It involves 3 ship models, 1 tapestry with the ship projected on it, 2 statuettes of elephant figures made out of stone and a bust of Jan Boissevain. Of these objects clear pictures won’t be available until a later date. At the moment the collection is still being photographed and stock taken. This is not an easy task for the objects of and from the ‘Boissevain’, because several of these pieces are held in regional offices of P&O Nedlloyd abroad. Apart from the collection Nedlloyd also donated 2,8 million euro to the museum for an extension to the building, so that different parts of the collection can be exhibited at all times. This should tale place from 2004 on, so keep an eye out for the exhibition agenda! Speaking of the ‘Boissevain’ two jubilees come to mind. This year the Hamburg shipyard Blohm & Voss will celebrate its 125 th anniversary. In exchange for tobacco and other goods from the colonies, the ‘Boissevain’ was built in this yard in 1937. It is the most controversial yard in the history of the European shipbuilding industry. In the First World War (1914 – 1918) Blohm & Voss was the most important building yard for the imperial navy. Next to the ‘Boissevain’, the passengership ‘Wilhelm Gustloff’ was also under construction in 1937. By the end of the war this ship was torpedoed by the Russians, in which 9000 people lost their lives. Also in the Second World War the yard was building for the navy and became ‘famous’ for building 238 submarines (U-boats). For its contribution to the war, the yard was heavily punished during and after the war. Lowest point in the history of the company is the bombing by the Allies, that cost the lives of thousands of staff members (among them many convicts). But also in the present anniversary year the orders for cruise- and containerships are pouring in, while at the same time the yard has once again come into favour with the war industry. B & V also supplies corvettes, cruisers and frigates. The other jubilee will be celebrated by former staff of the Koninklijke Java – China – Paketvaartlijnen (overseas known under the name Royal Inter Ocean Lines). This event takes place in response to the founding of the Java – China – Japan Lijn in 1902. My personal association with the KJCPL concerns the fact that my father was born in Hong Kong in 1921, when my grandfather Gustaaf (NP p 114) worked there for this company. In a wider maritime context it is important to know, that the KJCPL was the result of a merger between two shipping companies in 1947, who traditionally had their work area in the Far East: the Koninklijke Pakketvaart Maatschappij (KPM) and the Java – China – Japan Lijn (JCJL). De KPM dates back to 1891 and was established by Rotterdamsche Lloyd (RL) and the Stoomvaart Maatschappij Nederland (SMN) which was established by Jan Boissevain. You could roughly say that the JCJL took care of the transport of goods between China/Japan and Java (most important island of Indonesia), that the KPM took care of supply and conveyance of goods within the Indonesian archipelago, and that the SMN and the RL then linked Indonesia and the Netherlands. The Netherlands owes an important part of its wealth to this ‘system’. The loss of the Dutch East Indies and the transition of transport of general freight (‘mixed cargo’ or ‘bulkgoods’) to transport per container, creates from 1960 the need for closer cooperation between the Dutch ‘steamer’ companies. From 1970 this continues under the name of Nedlloyd, resulting in more and more shipping companies joining up. All these shipping companies also brought in their own cultural inheritance and that in turn brings on that extra connection between our family and the city of Rotterdam.

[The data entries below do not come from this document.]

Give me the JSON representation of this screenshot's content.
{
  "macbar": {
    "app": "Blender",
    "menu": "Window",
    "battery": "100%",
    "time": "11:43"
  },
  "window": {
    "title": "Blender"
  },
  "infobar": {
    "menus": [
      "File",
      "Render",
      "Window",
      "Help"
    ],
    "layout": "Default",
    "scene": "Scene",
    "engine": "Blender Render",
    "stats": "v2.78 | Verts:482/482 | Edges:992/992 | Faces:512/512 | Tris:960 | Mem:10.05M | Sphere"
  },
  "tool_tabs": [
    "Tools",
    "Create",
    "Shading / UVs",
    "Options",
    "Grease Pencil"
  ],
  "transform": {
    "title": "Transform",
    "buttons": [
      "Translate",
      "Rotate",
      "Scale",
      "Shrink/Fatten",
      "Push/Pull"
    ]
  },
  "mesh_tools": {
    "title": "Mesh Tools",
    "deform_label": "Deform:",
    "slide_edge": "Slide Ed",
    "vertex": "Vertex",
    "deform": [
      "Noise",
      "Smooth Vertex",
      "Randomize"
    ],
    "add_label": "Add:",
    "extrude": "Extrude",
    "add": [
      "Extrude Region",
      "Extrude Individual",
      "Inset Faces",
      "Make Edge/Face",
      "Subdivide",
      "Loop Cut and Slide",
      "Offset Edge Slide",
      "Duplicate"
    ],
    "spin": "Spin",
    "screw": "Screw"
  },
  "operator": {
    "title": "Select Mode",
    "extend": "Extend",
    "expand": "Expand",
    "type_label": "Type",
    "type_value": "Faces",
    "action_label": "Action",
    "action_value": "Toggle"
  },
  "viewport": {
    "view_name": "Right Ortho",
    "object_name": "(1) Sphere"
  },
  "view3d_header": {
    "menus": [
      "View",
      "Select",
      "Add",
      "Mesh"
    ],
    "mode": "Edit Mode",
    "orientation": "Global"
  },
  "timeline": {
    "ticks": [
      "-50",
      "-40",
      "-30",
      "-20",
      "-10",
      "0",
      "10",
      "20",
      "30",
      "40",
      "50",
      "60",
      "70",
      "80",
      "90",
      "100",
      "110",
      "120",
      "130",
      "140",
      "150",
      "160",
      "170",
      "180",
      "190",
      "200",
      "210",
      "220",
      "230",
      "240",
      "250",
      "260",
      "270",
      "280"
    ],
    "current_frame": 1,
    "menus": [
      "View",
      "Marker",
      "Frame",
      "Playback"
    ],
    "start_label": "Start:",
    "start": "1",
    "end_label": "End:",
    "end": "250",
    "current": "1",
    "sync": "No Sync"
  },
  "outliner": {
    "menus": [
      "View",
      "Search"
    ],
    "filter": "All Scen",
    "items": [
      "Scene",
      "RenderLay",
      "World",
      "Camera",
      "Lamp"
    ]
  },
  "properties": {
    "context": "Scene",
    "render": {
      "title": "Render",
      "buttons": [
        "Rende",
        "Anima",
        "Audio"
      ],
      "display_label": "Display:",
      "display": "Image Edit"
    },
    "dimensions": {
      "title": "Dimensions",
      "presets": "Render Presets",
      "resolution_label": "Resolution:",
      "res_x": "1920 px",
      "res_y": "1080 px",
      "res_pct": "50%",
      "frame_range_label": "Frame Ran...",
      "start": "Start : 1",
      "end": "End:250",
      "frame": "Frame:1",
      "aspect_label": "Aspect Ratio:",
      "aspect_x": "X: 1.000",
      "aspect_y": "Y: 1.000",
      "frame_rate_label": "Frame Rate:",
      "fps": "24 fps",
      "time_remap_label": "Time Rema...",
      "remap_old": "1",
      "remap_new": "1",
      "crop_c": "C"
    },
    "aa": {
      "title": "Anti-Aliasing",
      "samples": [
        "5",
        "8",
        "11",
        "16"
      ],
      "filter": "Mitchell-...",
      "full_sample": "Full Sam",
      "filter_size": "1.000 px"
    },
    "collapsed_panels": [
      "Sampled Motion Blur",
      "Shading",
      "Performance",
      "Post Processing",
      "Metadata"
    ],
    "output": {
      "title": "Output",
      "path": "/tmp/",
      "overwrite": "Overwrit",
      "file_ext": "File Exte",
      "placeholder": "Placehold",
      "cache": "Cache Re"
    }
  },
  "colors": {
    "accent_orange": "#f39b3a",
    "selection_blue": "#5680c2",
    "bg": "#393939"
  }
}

Charles F.C.G. Boissevain, Den Haag (NP p 116)


Election posters

There will be national elections in the Netherlands this January 22. Therefore this issue of the Boissevain Bulletin shows a selection of election posters of Walrave Boissevain (1876 - 1944) dating back to the early thirties.